The cybersecurity skills crisis continues in a multi-year freefall that has impacted 71% of organizations and left two-thirds of cybersecurity professionals stating that the job has become more difficult over the past two years—while 60% of organizations continue to deflect responsibility, according to a new report from ESG and ISSA.
A career in cybersecurity is becoming more difficult in an increasingly challenging environment
66% of respondents believe that working as a cybersecurity professional has become more difficult over the past 2 years, with 27% stating it is much more difficult. Internal issues like workload complexity, staffing shortages, and budget deficits combined with external issues like the dangerous threat landscape and regulatory compliance challenges have made this profession progressively more difficult.
81% of respondents cite the increased cybersecurity complexity and workload as why their careers are more difficult now. 59% point to the increase in cyberattacks due to an expanding attack surface, and 46% state that their cybersecurity team is understaffed.
43% agree that budget pressures and regulatory compliance complexity have increased and present further challenges. 8% of cybersecurity professionals have experienced one or several disruptive security events at their organization that have made their work more difficult.
Most cybersecurity professionals aren’t very satisfied with their career choices
Cybersecurity professionals face daily job stress like an overwhelming workload, working with disinterested business managers, falling behind business initiatives, and keeping up with the security needs of new IT projects. Little wonder then why less than half of security pros are very satisfied with their current jobs, and 50% of security pros claim it is very likely, likely, or somewhat likely they will leave their current job this year.
The global cybersecurity skills shortage continues unabated
71% of organizations report that the cybersecurity skills shortage has impacted them—a dramatic increase from 57% in the last study, leading to an increased workload for the cybersecurity team (61%), unfilled open job requisitions (49%), and high burnout among staff (43%), according to respondents.
Further, 95% of respondents state the cybersecurity skills shortage and its associated impacts have not improved over the past few years, and 54% (up 10% from 2021) say it has only gotten worse. Respondents pointed to application security, cloud security, and security analysis and investigations when asked to identify areas where the security skills shortage is most acute.
60% of respondents believe that their organization could be doing more to mitigate the cyber skills shortage, with 36% stating that they could do much more. Respondents say that their organizations could increase security professional compensation, provide advanced non-monetary incentives, educate HR professionals and recruiters, and increase their commitment to cybersecurity training to address the ongoing skills shortage better.
CISOs must lead the charge
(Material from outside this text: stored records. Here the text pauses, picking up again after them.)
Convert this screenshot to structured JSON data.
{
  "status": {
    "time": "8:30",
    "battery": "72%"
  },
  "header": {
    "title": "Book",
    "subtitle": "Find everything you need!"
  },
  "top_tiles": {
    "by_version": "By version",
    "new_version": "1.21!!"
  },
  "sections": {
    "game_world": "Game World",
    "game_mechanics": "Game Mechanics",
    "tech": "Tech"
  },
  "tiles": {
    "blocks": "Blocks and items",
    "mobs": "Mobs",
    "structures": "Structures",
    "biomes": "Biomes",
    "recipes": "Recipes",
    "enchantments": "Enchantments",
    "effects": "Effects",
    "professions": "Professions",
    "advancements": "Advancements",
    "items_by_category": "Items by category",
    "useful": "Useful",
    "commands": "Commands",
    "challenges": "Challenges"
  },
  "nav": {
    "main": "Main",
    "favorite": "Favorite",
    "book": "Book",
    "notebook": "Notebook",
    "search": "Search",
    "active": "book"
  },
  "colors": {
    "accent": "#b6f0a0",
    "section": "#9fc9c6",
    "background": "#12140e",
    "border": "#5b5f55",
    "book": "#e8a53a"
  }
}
When asked to identify the qualities that make CISOs successful, 71% pointed toward leadership or communications skills. CISO effectiveness varies – 31% of respondents claim their CISO is very effective, 40% believe their CISO is effective, and 26% say their CISO is somewhat effective.
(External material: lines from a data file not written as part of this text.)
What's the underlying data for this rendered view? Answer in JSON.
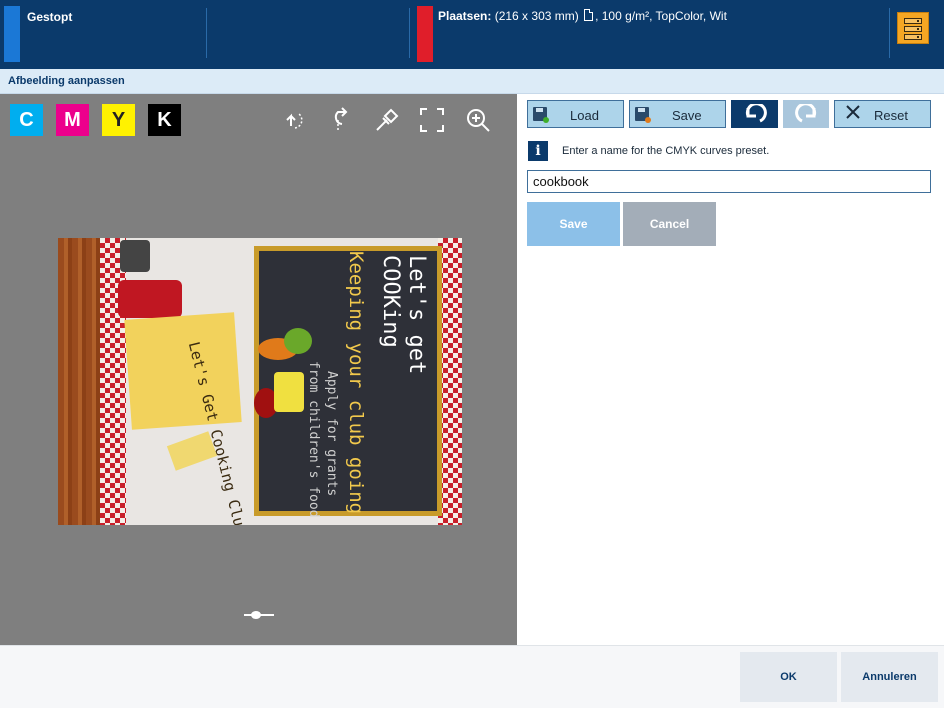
{
  "header": {
    "status": "Gestopt",
    "media_label": "Plaatsen:",
    "media_size": "(216 x 303 mm)",
    "media_details": ", 100 g/m², TopColor, Wit",
    "server_icon": "server-icon"
  },
  "dialog": {
    "title": "Afbeelding aanpassen"
  },
  "channels": [
    "C",
    "M",
    "Y",
    "K"
  ],
  "preview_tools": [
    "rotate-left-icon",
    "rotate-right-icon",
    "eyedropper-icon",
    "fit-to-screen-icon",
    "zoom-in-icon"
  ],
  "preview_image": {
    "cover_text": {
      "paper": "Let's Get Cooking Club",
      "board_title1": "Let's get",
      "board_title2": "COOKing",
      "board_line1": "Keeping your club going",
      "board_line2": "Apply for grants",
      "board_line3": "from children's food"
    }
  },
  "toolbar": {
    "load_label": "Load",
    "save_label": "Save",
    "reset_label": "Reset"
  },
  "preset_form": {
    "info": "Enter a name for the CMYK curves preset.",
    "name_value": "cookbook",
    "save_label": "Save",
    "cancel_label": "Cancel"
  },
  "footer": {
    "ok_label": "OK",
    "cancel_label": "Annuleren"
  },
  "colors": {
    "header_bg": "#0b3a6b",
    "accent_blue": "#1b78d6",
    "accent_red": "#e01e2a",
    "button_bg": "#add4ea",
    "preview_bg": "#7f7f7f"
  }
}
Survey respondents were also asked how their organizations could improve their cybersecurity programs. The top responses included increasing cybersecurity training for IT and security professionals, improving the organization’s cybersecurity culture, hiring more staff, increasing the cybersecurity budget, and improving basic security hygiene and posture management.
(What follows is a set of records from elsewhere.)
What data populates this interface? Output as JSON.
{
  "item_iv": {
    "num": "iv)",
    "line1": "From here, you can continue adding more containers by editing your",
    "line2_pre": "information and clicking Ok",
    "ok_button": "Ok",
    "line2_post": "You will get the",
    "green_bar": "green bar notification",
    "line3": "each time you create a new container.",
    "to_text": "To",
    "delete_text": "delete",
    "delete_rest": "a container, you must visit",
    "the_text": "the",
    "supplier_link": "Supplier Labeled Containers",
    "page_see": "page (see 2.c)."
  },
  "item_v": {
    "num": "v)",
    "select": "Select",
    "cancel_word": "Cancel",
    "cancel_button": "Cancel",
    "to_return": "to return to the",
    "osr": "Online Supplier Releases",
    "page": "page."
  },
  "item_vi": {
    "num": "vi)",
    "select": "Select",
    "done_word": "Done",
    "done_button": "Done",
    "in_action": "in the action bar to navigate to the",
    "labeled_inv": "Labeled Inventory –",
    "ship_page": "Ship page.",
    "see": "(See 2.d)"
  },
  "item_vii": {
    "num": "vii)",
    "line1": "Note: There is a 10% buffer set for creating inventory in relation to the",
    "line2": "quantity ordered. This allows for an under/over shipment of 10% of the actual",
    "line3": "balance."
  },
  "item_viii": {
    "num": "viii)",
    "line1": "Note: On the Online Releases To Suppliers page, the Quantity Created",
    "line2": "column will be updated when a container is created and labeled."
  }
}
“For a majority of organizations, cybersecurity continues to be treated as a cost center or compliance mandate versus a business enabler or growth driver,” said Candy Alexander, Board President, ISSA International. “Cybersecurity professionals are charged with protecting the organization while being overworked, overstressed, and understaffed. There was a point in time where organizations could get away with doing ‘good enough security,’ but those days are gone. Relentless, AI-fueled cyberattacks and expanding attack surfaces are a sampling of new problems that are going to overwhelm and overrun underinvested cybersecurity programs. Executive management needs to recognize that their business goals are only possible if cybersecurity successfully enables their business to operate in today’s threat environment day after day.”